Directions: Look through the records below for the word "desc". Report how many lines have it, and only that number.

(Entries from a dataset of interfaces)
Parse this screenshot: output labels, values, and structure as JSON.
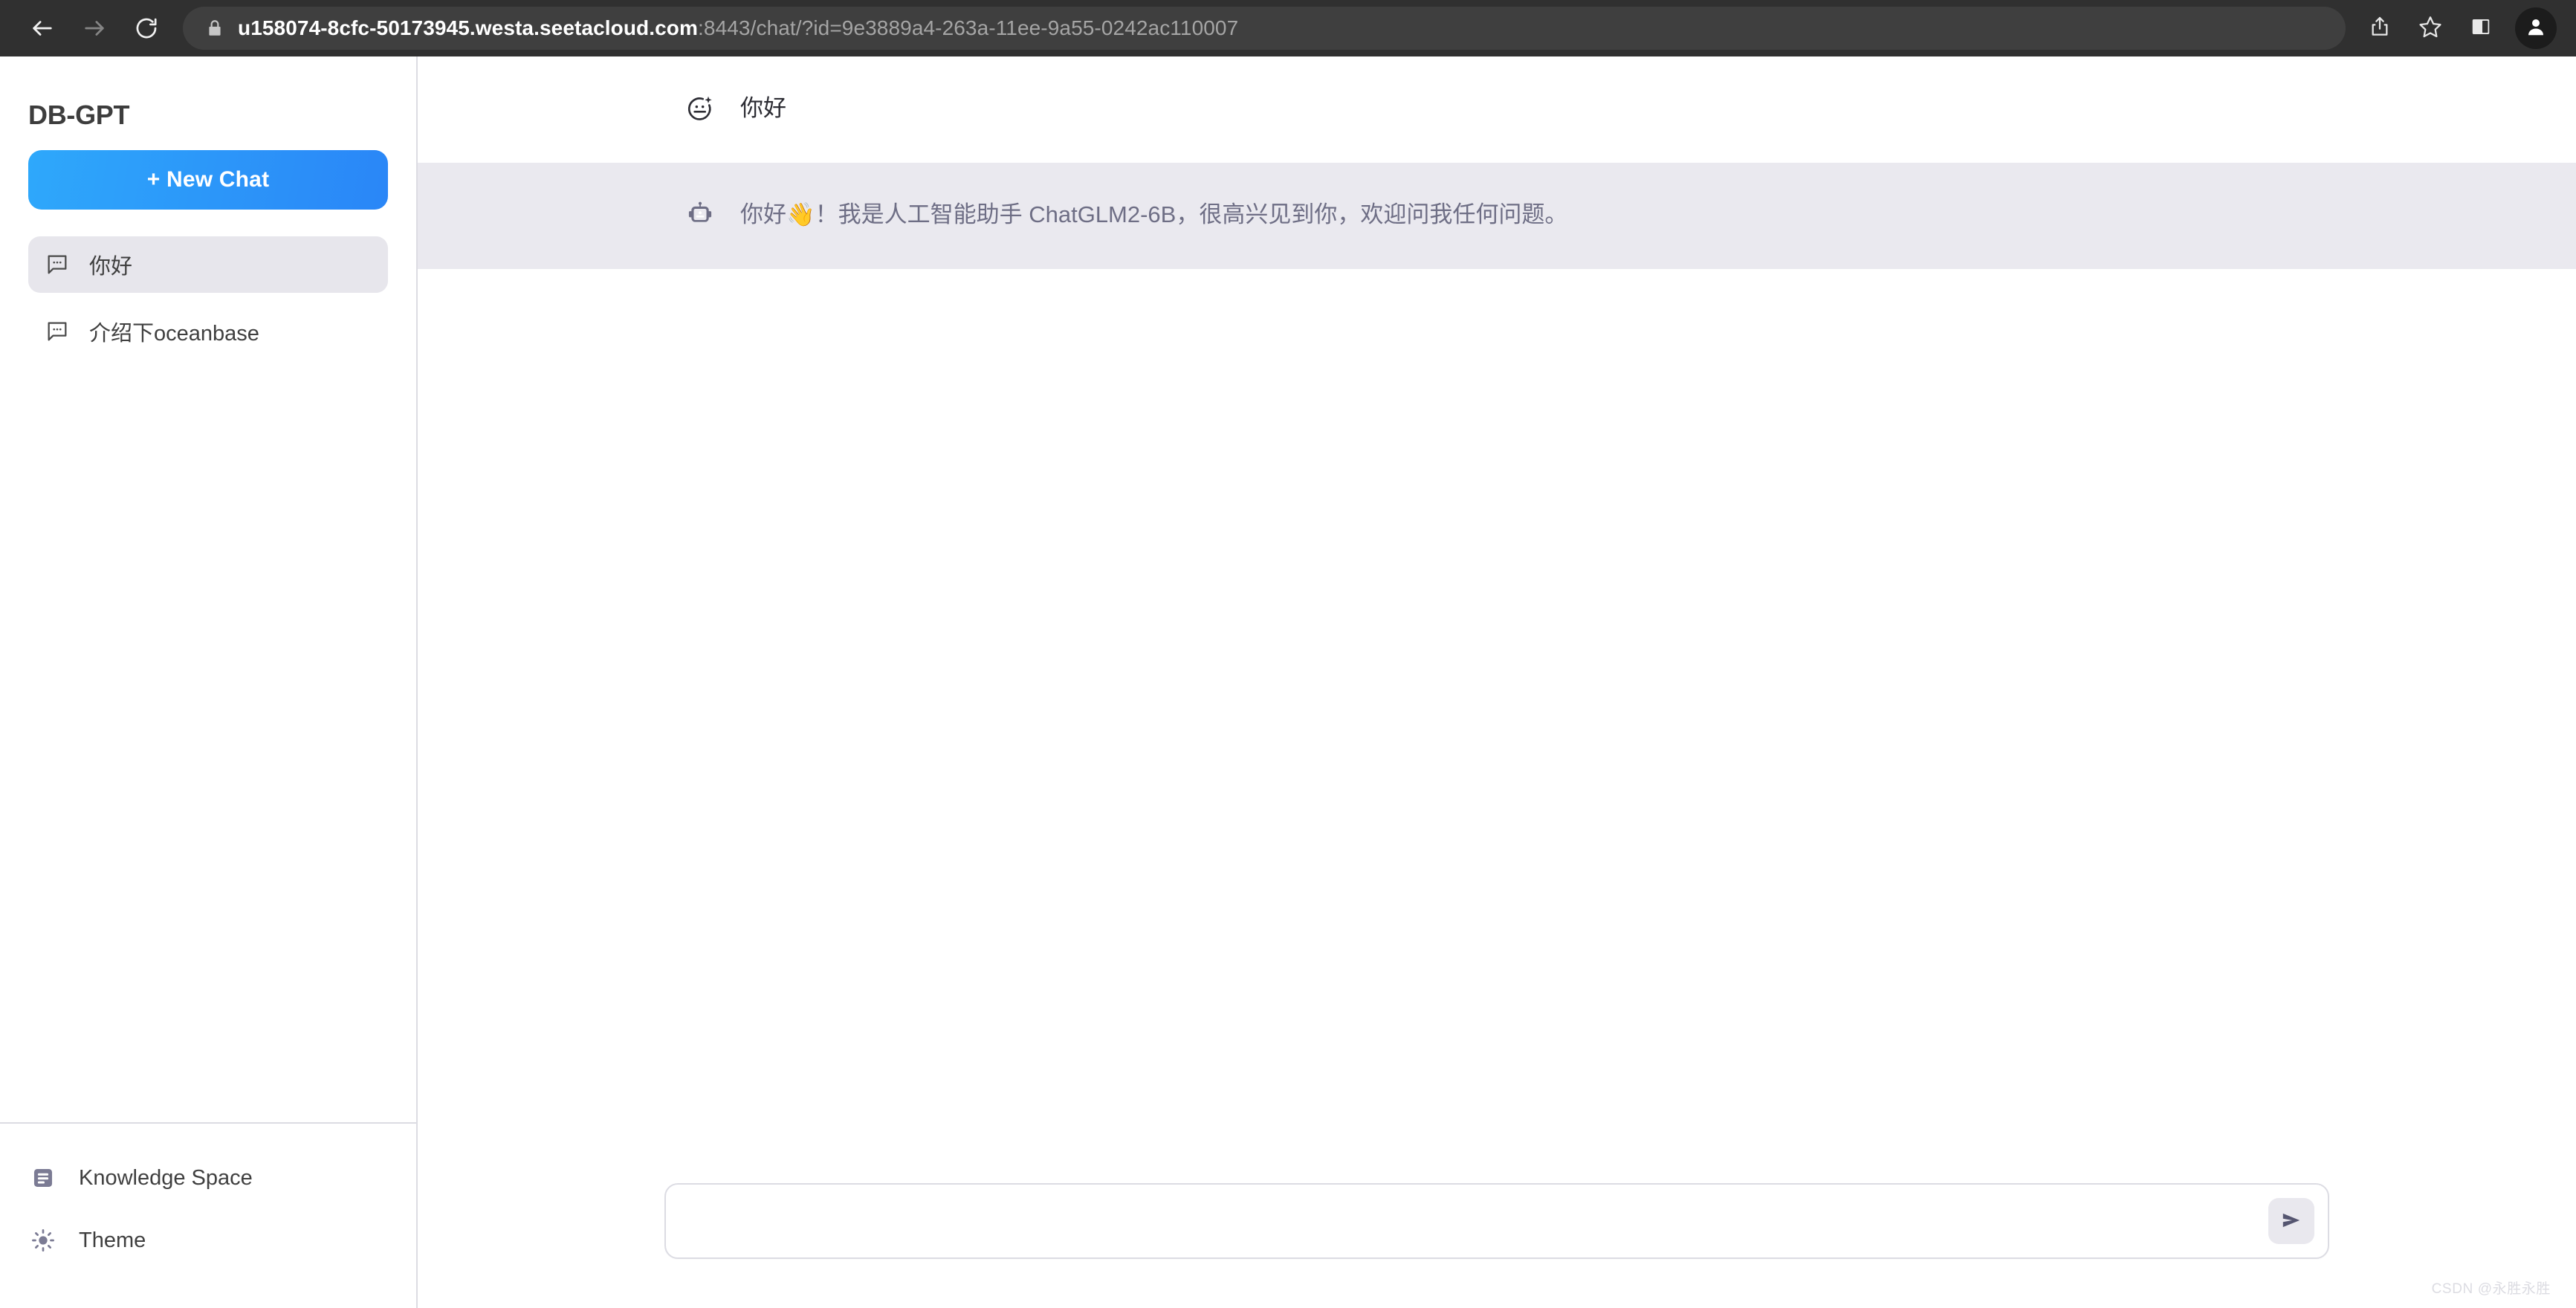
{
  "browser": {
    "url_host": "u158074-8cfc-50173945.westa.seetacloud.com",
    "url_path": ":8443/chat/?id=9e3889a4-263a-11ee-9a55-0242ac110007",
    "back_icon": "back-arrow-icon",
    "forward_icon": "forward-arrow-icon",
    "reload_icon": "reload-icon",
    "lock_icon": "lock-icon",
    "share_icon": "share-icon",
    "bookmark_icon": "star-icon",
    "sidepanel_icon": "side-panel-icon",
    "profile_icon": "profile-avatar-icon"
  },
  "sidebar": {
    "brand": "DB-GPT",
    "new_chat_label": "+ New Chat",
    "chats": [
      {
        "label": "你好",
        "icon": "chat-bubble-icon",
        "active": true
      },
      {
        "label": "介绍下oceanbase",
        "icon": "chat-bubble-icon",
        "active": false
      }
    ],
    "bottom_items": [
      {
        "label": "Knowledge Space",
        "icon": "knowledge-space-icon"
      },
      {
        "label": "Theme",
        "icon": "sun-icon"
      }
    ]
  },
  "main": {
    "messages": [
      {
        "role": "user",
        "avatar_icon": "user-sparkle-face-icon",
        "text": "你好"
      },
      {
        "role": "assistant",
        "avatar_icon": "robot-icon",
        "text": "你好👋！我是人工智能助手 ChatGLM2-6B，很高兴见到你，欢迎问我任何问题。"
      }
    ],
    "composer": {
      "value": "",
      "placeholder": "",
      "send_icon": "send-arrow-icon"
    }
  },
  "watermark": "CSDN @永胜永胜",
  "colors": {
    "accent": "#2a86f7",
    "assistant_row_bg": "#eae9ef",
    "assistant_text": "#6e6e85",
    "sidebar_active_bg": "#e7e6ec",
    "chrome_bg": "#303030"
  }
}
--
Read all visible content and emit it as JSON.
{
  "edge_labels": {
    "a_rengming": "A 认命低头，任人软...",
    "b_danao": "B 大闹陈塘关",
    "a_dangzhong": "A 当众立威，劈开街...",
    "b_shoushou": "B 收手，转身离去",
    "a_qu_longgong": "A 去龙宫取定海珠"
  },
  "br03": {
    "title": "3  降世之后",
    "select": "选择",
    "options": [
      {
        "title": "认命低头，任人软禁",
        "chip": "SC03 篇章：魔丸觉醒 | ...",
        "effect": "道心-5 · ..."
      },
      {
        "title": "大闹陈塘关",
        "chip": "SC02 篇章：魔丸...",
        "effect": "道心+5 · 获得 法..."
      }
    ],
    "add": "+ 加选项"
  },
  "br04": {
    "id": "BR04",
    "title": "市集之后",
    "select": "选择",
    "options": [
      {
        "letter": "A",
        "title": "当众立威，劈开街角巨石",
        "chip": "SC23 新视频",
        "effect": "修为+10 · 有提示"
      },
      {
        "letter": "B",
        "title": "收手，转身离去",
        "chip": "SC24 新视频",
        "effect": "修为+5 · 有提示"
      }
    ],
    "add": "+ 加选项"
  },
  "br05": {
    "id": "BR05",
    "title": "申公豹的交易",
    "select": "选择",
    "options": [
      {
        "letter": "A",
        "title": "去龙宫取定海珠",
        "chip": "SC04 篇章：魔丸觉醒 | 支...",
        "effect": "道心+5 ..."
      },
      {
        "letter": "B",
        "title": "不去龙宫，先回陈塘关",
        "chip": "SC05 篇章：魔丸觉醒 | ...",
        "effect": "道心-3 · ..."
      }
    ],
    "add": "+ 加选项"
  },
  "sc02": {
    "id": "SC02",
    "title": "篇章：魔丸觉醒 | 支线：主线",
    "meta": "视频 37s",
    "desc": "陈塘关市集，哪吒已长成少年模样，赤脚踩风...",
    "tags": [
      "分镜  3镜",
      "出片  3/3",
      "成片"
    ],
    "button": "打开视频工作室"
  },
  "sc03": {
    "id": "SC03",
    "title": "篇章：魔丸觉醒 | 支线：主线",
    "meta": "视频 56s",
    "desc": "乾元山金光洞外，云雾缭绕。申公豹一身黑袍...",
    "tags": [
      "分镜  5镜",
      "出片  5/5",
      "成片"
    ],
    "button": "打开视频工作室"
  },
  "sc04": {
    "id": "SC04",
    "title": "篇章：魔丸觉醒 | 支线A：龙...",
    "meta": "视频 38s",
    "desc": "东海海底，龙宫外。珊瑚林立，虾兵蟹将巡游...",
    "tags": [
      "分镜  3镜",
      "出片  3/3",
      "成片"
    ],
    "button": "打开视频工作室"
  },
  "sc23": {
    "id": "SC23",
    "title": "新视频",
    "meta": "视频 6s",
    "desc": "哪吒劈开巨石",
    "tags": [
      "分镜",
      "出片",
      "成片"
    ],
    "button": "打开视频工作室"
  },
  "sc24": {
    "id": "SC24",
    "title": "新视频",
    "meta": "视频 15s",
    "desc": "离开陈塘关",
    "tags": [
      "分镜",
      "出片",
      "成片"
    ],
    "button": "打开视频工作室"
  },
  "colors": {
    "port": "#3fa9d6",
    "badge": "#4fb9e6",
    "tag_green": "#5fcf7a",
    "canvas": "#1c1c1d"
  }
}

Reply to the task: 5